“The decision to consider boating regulations for the Shuswap River has come about due to numerous occasions where community groups and residents have raised concerns with respect to the impacts of motorized vessels on the Shuswap River over the past 20 years,” said Anna Page, sustainability co-ordinator.

The regulations being proposed for the Shuswap River include:

Lower Shuswap River from Mara Lake upstream to Baxter Bridge (Trinity Valley Road) – vessel engine size limit of 10 horsepower.

Lower Shuswap River from the Baxter Bridge (Trinity Valley Road) upstream to the eastern (upstream) end of Skookumchuck Rapids Park – no motorized vessels.

Mid-Shuswap River from South Mabel Lake upstream to the Shuswap Falls – no motorized vessels.

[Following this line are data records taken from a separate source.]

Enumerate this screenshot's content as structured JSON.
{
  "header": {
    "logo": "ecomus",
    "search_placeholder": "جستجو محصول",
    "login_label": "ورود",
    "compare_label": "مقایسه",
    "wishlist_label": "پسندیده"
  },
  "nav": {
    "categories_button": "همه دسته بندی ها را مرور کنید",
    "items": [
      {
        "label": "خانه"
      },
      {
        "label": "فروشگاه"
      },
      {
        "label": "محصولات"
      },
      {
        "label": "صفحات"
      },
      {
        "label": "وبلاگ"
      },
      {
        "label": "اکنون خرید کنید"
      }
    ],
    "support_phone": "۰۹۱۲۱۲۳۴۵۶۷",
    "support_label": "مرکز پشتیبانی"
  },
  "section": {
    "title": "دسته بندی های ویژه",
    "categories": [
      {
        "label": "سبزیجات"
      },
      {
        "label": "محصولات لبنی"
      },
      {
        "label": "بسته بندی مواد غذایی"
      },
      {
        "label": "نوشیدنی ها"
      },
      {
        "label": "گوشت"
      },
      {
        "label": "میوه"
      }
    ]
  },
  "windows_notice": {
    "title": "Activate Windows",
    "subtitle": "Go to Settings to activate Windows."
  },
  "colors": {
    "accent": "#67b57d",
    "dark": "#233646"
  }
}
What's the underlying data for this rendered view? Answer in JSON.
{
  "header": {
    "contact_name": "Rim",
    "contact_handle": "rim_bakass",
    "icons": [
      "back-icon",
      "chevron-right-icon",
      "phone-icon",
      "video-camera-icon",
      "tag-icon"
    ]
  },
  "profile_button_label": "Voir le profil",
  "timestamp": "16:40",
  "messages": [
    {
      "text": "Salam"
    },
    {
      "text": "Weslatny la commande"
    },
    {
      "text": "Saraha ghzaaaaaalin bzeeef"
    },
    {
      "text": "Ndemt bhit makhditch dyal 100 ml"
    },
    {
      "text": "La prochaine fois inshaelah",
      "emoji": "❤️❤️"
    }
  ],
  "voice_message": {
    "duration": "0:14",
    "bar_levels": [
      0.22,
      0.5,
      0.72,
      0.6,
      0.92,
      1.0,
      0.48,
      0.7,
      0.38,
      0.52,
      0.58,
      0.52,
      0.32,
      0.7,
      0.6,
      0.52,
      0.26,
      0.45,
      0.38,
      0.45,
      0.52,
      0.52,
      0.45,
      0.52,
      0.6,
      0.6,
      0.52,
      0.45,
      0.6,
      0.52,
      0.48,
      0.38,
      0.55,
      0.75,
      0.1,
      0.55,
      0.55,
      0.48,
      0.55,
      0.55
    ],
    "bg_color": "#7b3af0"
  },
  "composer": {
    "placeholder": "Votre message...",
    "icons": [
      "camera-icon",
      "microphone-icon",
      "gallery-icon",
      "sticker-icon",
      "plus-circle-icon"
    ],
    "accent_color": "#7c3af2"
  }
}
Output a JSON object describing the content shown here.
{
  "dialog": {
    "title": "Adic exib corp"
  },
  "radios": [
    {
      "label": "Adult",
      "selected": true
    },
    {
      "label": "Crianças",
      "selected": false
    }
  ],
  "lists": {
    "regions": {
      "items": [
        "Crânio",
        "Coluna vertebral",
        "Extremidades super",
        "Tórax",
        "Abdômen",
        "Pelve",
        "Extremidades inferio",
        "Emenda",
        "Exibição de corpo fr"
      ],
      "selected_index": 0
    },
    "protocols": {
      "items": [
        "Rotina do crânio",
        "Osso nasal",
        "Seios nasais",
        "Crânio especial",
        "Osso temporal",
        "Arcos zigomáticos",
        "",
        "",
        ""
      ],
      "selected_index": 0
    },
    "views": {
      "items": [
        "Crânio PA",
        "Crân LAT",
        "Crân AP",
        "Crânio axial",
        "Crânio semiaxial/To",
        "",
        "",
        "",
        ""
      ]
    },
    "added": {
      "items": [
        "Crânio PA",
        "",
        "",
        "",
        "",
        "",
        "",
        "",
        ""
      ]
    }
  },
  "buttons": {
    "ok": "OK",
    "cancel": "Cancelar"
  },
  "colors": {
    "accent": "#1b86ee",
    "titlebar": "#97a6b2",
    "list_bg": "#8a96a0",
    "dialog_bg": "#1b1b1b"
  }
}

Boating regulations are the responsibility of Transport Canada and any level of government can request the federal government to restrict the use of all vessels on all bodies of water in Canada. Regulations may help achieve safety, environmental or public interest objectives.

“Numerous consultation activities will be undertaken over the next four months to obtain feedback on the proposed regulations including open houses and a survey,” said Page.

An open house will be held at the Enderby Drill Hall, June 10 from 5 to 7:30 p.m. and there will be one at the Mabel Lake Community Hall (Lumby end), June 11 from 5 to 7:30 p.m.

Surveys can be completed online and will be mailed to all property owners adjoining the river in the affected areas. The surveys, maps of the zones and additional information can be accessed at www.rdno.ca/boating.

“We really want to gain an understanding of the level of community support for the proposed boating regulations. This is the first step in the process and we are open to hearing from all who would be affected” said Rick Fairbairn, RDNO chairperson.

 

Eagle Valley News